Of course, it isn’t like we haven’t seen giraffes before. Indeed, the kids have fed lettuce stalks to the giraffes in our zoo, so we have actually been closer to giraffes than we were. But there was definitely something about the fact that this particular giraffe was not at a zoo that made this encounter different and more special. Although it may seem obvious that encountering a giraffe in the wild is more special than feeding a giraffe at a zoo, it isn’t easy to identify precisely why that is. The truth is that the giraffe didn’t behave all that differently from the giraffes at the zoo – for the most part, this giraffe was as disinterested in us as any giraffe we have encountered before. Perhaps it is that the giraffe we came upon on Naval Hill had not been tamed or trained to interact with humans. Or maybe it is that on a couple of occasions, it was not disinterested – it clearly saw us, took us in, maybe sized up whether we were threatening, and having decided we were not, went about its business. In those moments, we were truly “with” the giraffe in a way that isn’t possible in the protected space of a zoo. Certainly, the removal of a barrier between us made for a more intimate interaction as the removal of any barrier does. Regardless, it was special, indeed more special than any human-animal interaction (not including dogs/friends) I’ve had given the closeness and the context. (more giraffe and other pictures here)

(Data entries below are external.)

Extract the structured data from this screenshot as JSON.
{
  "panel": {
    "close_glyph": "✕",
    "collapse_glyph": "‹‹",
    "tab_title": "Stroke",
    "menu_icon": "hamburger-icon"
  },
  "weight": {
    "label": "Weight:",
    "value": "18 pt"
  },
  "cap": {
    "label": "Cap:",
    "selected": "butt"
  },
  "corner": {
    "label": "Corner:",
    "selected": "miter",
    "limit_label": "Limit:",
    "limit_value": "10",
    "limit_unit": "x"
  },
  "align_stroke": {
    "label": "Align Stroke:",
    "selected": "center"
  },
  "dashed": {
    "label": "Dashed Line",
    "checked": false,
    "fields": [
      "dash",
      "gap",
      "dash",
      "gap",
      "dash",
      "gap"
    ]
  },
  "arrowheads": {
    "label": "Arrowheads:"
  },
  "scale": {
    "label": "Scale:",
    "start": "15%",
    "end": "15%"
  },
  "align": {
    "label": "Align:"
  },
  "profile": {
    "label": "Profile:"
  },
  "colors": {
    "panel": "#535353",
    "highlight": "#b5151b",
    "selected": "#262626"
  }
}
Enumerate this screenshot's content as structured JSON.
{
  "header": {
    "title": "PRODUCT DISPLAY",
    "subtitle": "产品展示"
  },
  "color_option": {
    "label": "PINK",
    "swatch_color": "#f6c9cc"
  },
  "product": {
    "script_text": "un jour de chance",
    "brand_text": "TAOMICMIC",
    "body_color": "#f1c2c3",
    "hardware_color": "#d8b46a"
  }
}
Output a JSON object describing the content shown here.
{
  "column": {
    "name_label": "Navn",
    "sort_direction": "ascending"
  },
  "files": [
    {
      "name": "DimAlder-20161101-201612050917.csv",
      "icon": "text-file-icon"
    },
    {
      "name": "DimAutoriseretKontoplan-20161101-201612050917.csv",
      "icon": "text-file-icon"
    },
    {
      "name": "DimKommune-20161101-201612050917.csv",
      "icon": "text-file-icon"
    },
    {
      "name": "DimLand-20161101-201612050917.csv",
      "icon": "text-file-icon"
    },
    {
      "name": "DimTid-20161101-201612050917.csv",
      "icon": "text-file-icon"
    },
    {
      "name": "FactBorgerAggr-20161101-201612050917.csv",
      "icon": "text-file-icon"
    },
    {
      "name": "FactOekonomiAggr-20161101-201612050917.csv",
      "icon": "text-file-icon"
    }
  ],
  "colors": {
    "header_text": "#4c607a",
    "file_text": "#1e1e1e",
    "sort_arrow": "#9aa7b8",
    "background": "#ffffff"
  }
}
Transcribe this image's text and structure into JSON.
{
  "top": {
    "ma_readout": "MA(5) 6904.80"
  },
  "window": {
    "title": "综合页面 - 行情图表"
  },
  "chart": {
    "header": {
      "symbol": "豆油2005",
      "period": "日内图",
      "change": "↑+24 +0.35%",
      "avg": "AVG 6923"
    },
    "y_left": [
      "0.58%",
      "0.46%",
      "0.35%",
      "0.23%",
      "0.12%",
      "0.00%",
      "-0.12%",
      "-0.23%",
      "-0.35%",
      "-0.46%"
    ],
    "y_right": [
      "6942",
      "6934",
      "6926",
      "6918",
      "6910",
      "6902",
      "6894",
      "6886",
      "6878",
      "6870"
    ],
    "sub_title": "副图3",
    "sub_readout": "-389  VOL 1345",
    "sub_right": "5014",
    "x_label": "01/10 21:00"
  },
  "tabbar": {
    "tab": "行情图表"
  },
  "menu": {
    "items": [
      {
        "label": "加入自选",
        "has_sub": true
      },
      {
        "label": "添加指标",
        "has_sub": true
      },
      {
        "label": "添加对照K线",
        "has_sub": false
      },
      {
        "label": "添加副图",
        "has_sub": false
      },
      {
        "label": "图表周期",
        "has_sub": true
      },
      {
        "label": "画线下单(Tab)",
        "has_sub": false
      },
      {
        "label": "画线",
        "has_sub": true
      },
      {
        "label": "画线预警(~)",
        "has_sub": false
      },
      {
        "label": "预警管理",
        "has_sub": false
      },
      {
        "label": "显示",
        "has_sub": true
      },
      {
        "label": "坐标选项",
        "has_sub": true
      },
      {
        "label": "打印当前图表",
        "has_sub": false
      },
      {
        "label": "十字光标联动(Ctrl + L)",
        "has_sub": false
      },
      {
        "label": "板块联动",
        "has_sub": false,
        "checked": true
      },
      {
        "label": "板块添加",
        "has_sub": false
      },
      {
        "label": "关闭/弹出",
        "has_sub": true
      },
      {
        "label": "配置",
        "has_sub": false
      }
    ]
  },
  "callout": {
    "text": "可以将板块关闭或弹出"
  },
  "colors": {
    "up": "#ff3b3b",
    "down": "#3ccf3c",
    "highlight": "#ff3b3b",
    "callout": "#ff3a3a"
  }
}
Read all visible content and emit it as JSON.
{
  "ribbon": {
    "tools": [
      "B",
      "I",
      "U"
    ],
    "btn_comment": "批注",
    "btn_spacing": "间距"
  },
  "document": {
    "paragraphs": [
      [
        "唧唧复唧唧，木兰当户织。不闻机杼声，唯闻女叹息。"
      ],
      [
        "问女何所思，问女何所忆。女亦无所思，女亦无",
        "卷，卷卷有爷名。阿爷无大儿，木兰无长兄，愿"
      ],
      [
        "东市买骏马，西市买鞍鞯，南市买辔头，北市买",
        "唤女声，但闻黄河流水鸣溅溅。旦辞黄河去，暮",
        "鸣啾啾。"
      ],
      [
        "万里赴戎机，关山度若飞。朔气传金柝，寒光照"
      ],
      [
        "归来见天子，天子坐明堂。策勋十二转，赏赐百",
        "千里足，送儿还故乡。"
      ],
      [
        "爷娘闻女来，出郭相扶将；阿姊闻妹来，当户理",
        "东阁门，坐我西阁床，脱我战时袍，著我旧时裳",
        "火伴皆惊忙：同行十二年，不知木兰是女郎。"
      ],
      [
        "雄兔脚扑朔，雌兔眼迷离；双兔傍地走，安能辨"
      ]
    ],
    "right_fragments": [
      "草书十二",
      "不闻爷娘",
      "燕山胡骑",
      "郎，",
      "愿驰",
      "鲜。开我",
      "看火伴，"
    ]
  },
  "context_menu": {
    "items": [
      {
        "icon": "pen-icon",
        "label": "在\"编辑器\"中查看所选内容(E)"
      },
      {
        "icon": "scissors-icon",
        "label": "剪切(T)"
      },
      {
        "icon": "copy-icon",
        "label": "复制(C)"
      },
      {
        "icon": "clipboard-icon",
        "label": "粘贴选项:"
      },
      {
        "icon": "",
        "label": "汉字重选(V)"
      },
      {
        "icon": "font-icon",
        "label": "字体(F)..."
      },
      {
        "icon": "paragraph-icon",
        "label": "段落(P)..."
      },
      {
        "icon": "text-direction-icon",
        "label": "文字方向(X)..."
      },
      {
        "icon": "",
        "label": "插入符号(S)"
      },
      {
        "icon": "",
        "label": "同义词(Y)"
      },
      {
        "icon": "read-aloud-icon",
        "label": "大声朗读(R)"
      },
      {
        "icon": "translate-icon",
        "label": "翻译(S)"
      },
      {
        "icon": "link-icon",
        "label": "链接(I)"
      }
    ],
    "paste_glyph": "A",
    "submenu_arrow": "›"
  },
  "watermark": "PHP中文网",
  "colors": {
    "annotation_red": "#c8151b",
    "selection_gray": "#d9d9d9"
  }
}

At some point, after nearly an hour, we decided that it was time to move on. We had not gone thirty feet before we found another giraffe, perhaps the mate, also eating along the side of the road. We did not linger for this second giraffe, pushing on around the hill to the final view post, which includes a giant statue of Nelson Mandela and a sprawling view of Bloemfontein and beyond. We parked and the kids and I walked toward the statue. There were other people there, but also something else. What was it? A few more steps and it was clear – an ostrich was up atop the hill like any other visitor (no cell phone though), just hanging out at the base of the Mandela statue. We joined the half dozen other people and the ostrich, careful not to get too close and flabbergasted at the fact of a wild and giant bird traipsing around the site. Was there really a wild ostrich just hanging out with us? Yep. At one point, Meggan and Ben returned to the car to fetch the kids’ journals and the ostrich ended up between them and the entrance to the viewing area, inspecting nearby cars and poking its head in the window of a small car. They waited in the car for the giant bird to move before returning to us. Later, after another visitor teased the ostrich and fed it some french fries, it clearly saw Sadie as another potential source of food and followed her as we walked away with increasing urgency toward our car. This encounter was intimate in its own way, but certainly not as pleasant as our time with the giraffe.
We continued down the hill, fruitlessly searching for zebras. We were home in five minutes, all ecstatic at this first wild animal experience and me relieved that the trip had gotten off to a good start. I’m sure we will return to Naval Hill throughout our time here, but I doubt we will have another encounter quite like that.